Wednesday, December 16, 2009

Birthdays are for Pharaoh

Chanukah and Parashas Vayeshev (about Yosef's imprisonment in Egypt) are a bittersweet time for us at Old Broadway. Rabbi Kret's birthday was on the fifth night of Chanukah (or as he said it the fifth likhtl) and this was also the yarhzeit of the mother of our VP, Jonathan. One year, when Rabbi Kret was already in his late 80s, we had a party or a kiddush on the fifth day of Chanukah, and this party was in honor of Rabbi Kret. He spoke from the bimah and said, with some embarrassment, that Jews don't celebrate birthdays. After all, the only person who has a birthday party in the Torah is Pharaoh (in Parashas Vayeshev. And what does the Pharaoh do to celebrate - he frees one person and executes another). Nevertheless, Rabbi Kret was pleased that a party was made for him by the shul and said that despite the fact that it wasn't really a Jewish tradition, all the congregation was invited anyway.

Monday, December 7, 2009

When Avraham Avinu Visited

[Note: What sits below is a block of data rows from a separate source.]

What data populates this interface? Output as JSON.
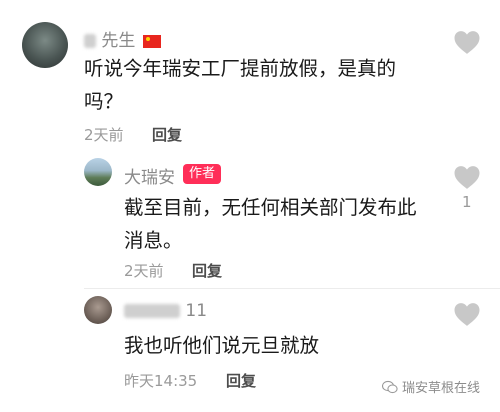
{
  "comments": [
    {
      "username": "先生",
      "text_line1": "听说今年瑞安工厂提前放假，是真的",
      "text_line2": "吗？",
      "time": "2天前",
      "reply_label": "回复",
      "like_count": ""
    },
    {
      "username": "大瑞安",
      "badge": "作者",
      "text_line1": "截至目前，无任何相关部门发布此",
      "text_line2": "消息。",
      "time": "2天前",
      "reply_label": "回复",
      "like_count": "1"
    },
    {
      "username": "11",
      "text_line1": "我也听他们说元旦就放",
      "time": "昨天14:35",
      "reply_label": "回复",
      "like_count": ""
    }
  ],
  "watermark": "瑞安草根在线",
  "colors": {
    "heart": "#c8c8c8",
    "badge": "#ff2e58"
  },
  "icons": [
    "heart-icon",
    "flag-icon",
    "wechat-icon"
  ]
}
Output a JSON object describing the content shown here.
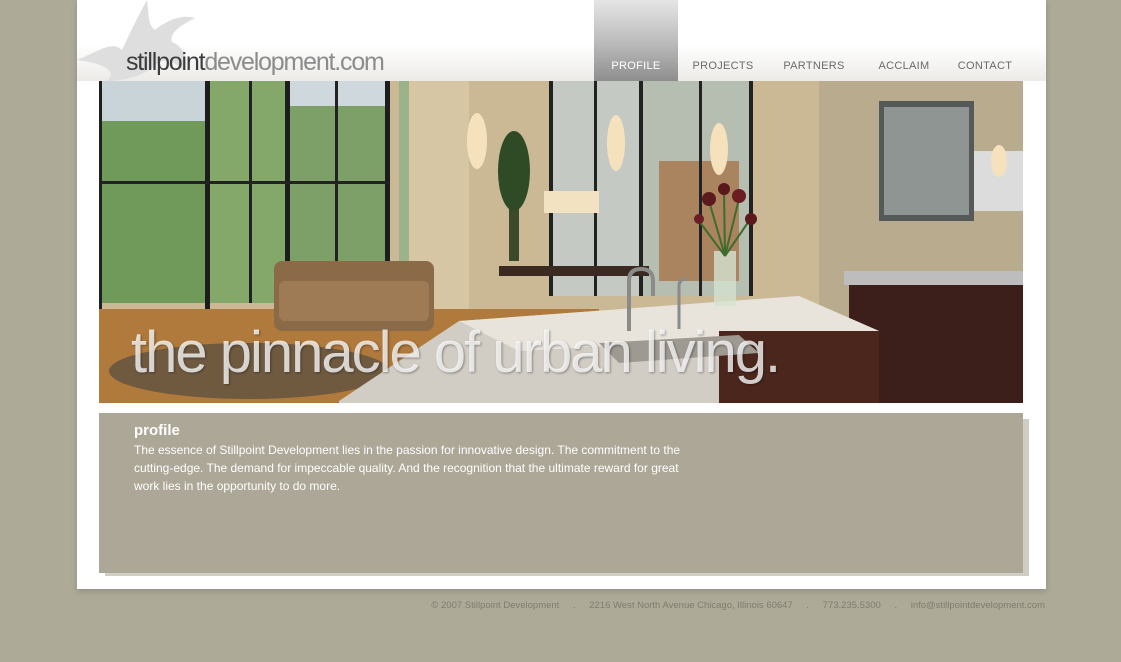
{
  "logo": {
    "part1": "stillpoint",
    "part2": "development.com"
  },
  "nav": {
    "items": [
      {
        "label": "PROFILE",
        "active": true
      },
      {
        "label": "PROJECTS",
        "active": false
      },
      {
        "label": "PARTNERS",
        "active": false
      },
      {
        "label": "ACCLAIM",
        "active": false
      },
      {
        "label": "CONTACT",
        "active": false
      }
    ]
  },
  "hero": {
    "tagline": "the pinnacle of urban living."
  },
  "content": {
    "title": "profile",
    "text": "The essence of Stillpoint Development lies in the passion for innovative design. The commitment to the cutting-edge. The demand for impeccable quality. And the recognition that the ultimate reward for great work lies in the opportunity to do more."
  },
  "footer": {
    "copyright": "© 2007 Stillpoint Development",
    "address": "2216 West North Avenue Chicago, Illinois 60647",
    "phone": "773.235.5300",
    "email": "info@stillpointdevelopment.com"
  },
  "colors": {
    "background": "#aeaa98",
    "content_panel": "#aca797",
    "nav_active": "#9a9a9a"
  }
}
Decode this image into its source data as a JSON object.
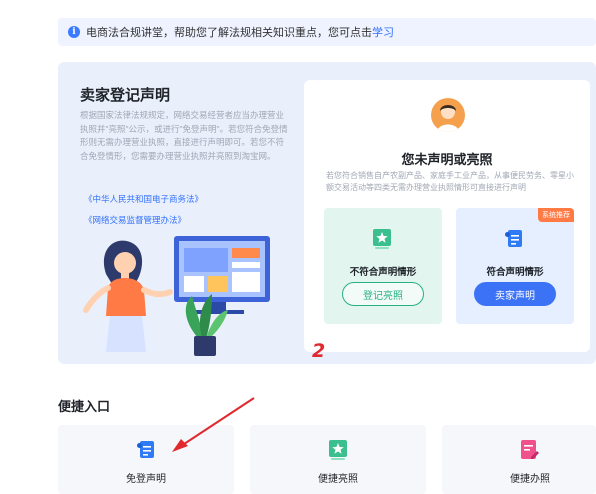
{
  "notice": {
    "text": "电商法合规讲堂，帮助您了解法规相关知识重点，您可点击",
    "link": "学习"
  },
  "left": {
    "title": "卖家登记声明",
    "description": "根据国家法律法规规定，网络交易经营者应当办理营业执照并\"亮照\"公示，或进行\"免登声明\"。若您符合免登情形则无需办理营业执照，直接进行声明即可。若您不符合免登情形，您需要办理营业执照并亮照到淘宝网。",
    "laws": [
      "《中华人民共和国电子商务法》",
      "《网络交易监督管理办法》"
    ]
  },
  "card": {
    "title": "您未声明或亮照",
    "description": "若您符合销售自产农副产品、家庭手工业产品，从事便民劳务、零星小额交易活动等四类无需办理营业执照情形可直接进行声明",
    "options": [
      {
        "label": "不符合声明情形",
        "button": "登记亮照"
      },
      {
        "label": "符合声明情形",
        "button": "卖家声明",
        "tag": "系统推荐"
      }
    ]
  },
  "annotation": "2",
  "quick_entry": {
    "title": "便捷入口",
    "items": [
      {
        "label": "免登声明",
        "icon": "declaration-scroll-icon"
      },
      {
        "label": "便捷亮照",
        "icon": "license-star-icon"
      },
      {
        "label": "便捷办照",
        "icon": "edit-document-icon"
      }
    ]
  },
  "colors": {
    "primary": "#3c72f6",
    "green": "#27b082",
    "panel": "#eaf0fb",
    "tag": "#ff7a45",
    "annotation_red": "#e0282e"
  }
}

A year or two ago, when Chaim L was in, visiting from Israel, he told an unsual story. He recalled from his childhood in the shul, that on Friday nights it was sometimes difficult to make a minyan. Often the eight or nine men who were there would have to wait a while before the tenth showed up. On just such a night, Rabbi Kret, ztz"l explained that if a minyan is worthy, HaKadosh Baruch Hu Himself will send Avraham Avinu to make the minyan. Soon afterwards, it was a Friday night and nine men were waiting for the tenth for the minyan. It was getting late, it was raining and it was cold outside. All of a sudden, the front door opened, and a tall, thin Jew with a long gray beard walked into the vestibule. He asked Rabbi Kret where he could sit, and was directed to the front. Surprisingly, the man stepped up onto the bimah and sat down in the high backed velvet chair to the left of the aron. The man had such an austere look and a dignified face that nobody bothered to tell him that he was sitting in the president's chair. After the davenning ended, and everybody started to prepare themselves to go back out into the cold, someone asked the tall, elderly man where he lived, and, inexplicably, he pointed to the north. This didn't make sense because the nearest Jewish community to the north was several miles away. Was he really coming from that direction? After the man left, Chaim said that the congregants discussed who he was, and came to the conclusion that he must have been Avraham Avinu.